The commission, which has exercised little power until Binaisa's run-in with the military last weekend, is headed by Labor Minister Paulo Muwanga, but it is not clear if he will be the strongman or merely a figurehead for the military.
A spokesman at the presidential residence added to the confusion, saying that Binaisa was still in power.
However, Ugandan radio announced that a three- or four-member presidential commission, presumably to include the military, would soon be named to carry out Binaisa's duties pending elections, which the radio said are still scheduled for December. The 37-member Cabinet was also dismissed.
All cable lines out of the country were cut by the government and the local press ignored the takeover.
Ugandan troops, mainly armed with Chinese AK47 rifles, patroled key installations in downtown Kampala. Tanzanian soldiers, who overthrew dictator Idi Amin last year, still were in control of Entebbe, site of the country's international airport and the presidential residence where Binaisa has reportedly remained.
Reporters trying to see Binaisa were turned away by a Tanzanian captain who said with a grin, "They have a problem and no one is allowed to enter."
Downtown Kampala was virtually deserted and most government offices were closed as workers remained home. But on the outskirts of the capital, markets were open and one bar was overflowing with patrons. As is customary, occasional gunfire was heard as the 10 p.m. curfew approached.
The announcement of a new government did not seem to stir Kampala. One Ugandan, referring to the eight years of Amin's brutality followed by a year of chaos since his overthrow last April, shrugged off the latest confusing scenario saying, "We've gone through so much, one more event does not make any difference."
The radio announcement late this afternoon said the commission had "assumed the powers of the presidency." It said the situation was normal and called on the public to remain calm but left a number of questions unanswered.
The key question is the fate of Binaisa, who has not made any public statement since Saturday, when he precipitated the crisis by firing David Oyite Ojok, the Army chief of staff, for reasons of "national security and unity."
Ojok, who is also on the military commission, resisted and the military stripped Binaisa of power last night.
The radio broadcast made no mention of former president Milton Obote, who is scheduled to return to Uganda from exile in Tanzania later this month to run in the elections. Although Ojok supports Obote, the former president has disclaimed any responsibility for the takeover.

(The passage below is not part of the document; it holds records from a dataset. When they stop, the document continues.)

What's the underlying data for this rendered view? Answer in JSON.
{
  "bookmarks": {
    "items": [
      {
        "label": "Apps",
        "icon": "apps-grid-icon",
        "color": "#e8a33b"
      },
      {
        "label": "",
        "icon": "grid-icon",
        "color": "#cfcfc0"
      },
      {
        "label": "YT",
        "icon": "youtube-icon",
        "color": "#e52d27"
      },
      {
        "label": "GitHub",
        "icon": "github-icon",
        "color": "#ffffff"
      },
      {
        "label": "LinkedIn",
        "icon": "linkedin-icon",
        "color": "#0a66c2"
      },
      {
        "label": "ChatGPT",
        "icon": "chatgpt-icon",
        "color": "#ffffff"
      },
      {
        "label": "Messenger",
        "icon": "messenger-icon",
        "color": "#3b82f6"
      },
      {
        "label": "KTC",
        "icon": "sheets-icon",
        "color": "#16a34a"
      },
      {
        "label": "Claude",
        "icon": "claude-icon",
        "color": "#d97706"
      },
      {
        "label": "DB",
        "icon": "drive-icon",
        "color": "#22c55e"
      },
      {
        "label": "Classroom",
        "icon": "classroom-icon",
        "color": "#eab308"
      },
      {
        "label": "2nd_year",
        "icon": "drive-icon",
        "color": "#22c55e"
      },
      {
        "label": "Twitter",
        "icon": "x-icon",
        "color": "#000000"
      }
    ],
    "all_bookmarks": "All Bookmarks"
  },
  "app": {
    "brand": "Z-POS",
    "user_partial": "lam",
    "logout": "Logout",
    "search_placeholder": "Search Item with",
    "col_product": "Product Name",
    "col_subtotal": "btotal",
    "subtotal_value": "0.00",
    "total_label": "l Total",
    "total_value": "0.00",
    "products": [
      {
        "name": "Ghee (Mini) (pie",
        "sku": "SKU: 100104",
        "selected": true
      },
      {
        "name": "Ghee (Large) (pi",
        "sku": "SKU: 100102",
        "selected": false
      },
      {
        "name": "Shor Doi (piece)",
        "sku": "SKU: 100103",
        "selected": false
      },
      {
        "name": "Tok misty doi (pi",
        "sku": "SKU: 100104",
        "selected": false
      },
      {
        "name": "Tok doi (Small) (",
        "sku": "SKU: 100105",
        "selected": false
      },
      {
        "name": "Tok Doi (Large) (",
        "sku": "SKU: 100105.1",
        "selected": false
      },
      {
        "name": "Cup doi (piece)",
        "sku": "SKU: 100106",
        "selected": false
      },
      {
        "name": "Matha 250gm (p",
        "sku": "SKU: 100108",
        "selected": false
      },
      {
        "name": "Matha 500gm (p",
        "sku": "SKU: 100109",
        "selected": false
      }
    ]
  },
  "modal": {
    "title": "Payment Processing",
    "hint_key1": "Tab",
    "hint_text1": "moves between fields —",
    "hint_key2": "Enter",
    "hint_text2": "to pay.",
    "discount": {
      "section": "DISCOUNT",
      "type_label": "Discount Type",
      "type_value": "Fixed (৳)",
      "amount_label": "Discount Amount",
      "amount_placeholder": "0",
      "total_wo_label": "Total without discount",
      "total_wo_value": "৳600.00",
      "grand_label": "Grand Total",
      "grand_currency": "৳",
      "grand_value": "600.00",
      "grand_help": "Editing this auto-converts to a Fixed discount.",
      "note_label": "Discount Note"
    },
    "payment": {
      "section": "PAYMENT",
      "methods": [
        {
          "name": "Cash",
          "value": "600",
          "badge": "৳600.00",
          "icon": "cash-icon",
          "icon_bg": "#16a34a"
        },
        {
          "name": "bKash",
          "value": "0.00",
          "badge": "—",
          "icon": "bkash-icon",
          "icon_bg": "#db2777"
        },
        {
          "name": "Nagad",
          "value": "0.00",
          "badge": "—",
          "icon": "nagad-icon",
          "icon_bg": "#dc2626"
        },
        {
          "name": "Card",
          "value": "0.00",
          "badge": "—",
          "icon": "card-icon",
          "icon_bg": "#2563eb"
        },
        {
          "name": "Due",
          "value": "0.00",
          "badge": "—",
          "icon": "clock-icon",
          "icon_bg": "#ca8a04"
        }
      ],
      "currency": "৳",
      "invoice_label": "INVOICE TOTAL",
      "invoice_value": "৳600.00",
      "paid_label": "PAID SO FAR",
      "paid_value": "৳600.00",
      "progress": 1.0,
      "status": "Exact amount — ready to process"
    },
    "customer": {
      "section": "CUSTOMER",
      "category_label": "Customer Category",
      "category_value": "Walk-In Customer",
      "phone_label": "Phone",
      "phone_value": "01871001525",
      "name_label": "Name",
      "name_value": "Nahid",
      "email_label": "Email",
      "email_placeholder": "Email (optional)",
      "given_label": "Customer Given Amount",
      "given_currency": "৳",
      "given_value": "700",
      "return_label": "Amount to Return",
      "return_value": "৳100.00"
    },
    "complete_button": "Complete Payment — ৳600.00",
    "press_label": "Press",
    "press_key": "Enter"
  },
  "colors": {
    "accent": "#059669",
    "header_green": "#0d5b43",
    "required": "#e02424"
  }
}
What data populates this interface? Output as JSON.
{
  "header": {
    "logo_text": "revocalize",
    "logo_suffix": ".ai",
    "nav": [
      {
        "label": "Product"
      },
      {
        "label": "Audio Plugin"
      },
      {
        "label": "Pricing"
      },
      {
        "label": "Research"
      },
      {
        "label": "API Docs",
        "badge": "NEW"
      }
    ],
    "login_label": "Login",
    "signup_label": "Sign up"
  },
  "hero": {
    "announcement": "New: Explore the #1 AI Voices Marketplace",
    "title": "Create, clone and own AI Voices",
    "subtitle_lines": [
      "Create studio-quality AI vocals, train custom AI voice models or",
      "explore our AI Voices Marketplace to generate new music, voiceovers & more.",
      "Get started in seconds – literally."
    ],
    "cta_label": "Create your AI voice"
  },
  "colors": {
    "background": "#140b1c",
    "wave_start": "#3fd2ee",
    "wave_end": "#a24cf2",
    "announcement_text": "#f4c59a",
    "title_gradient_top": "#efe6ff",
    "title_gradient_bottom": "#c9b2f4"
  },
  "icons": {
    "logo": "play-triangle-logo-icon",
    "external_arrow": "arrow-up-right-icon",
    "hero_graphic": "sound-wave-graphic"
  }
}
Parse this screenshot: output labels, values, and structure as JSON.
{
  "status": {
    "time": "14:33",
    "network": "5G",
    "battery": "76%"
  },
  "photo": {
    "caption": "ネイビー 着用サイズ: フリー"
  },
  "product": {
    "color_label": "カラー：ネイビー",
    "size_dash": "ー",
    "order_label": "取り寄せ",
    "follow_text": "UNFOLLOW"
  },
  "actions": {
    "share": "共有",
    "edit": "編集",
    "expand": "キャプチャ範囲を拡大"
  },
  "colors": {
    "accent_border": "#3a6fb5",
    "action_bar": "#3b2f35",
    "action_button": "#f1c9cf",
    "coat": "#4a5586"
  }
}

The position of the Tanzanian military is also unclear, Tanzania, has 10,000 troops in the country as a remnant of last year's overthrow of Amin and takeover cannot ultimately be accomplished without Dar es Salaam's acquiescence. The Tanzanians have trained the fledgling 5,000-man Ugandan Army.
Tanzanian President Julius Nyerere, a firm opponent of military coups in Africa, has so far said nothing publicly, but sources close to him say that he is "extremely distressed" that a takeover has occurred. Diplomatic sources say he has been working to bring the warring factions together.
In its original announcement of Binaisa's ouster last night, the military commission tried to gloss over fears of a return to power of the Army as happened under Amin.
"This is an action by the commission, not by the Army. Repeat: this is an action by the commission, not by the Army," the broadcast said.
Muwanga, the head of the military commission, was himself the focus of an earlier government shakeup when he was fired from the position of interior minister.On that occasion, Nyerere influenced Binaisa to appoint Muwanga labor minister.
The radio broadcast this afternoon marked the first time that Binaisa had been attacked personally by the military commission.
"Corruption is the hallmark of the Binaisa government," the radio said. "He has been playing tribe against tribe. He has failed to give direction to his government, and, in effect, the country has had no government and no leadership."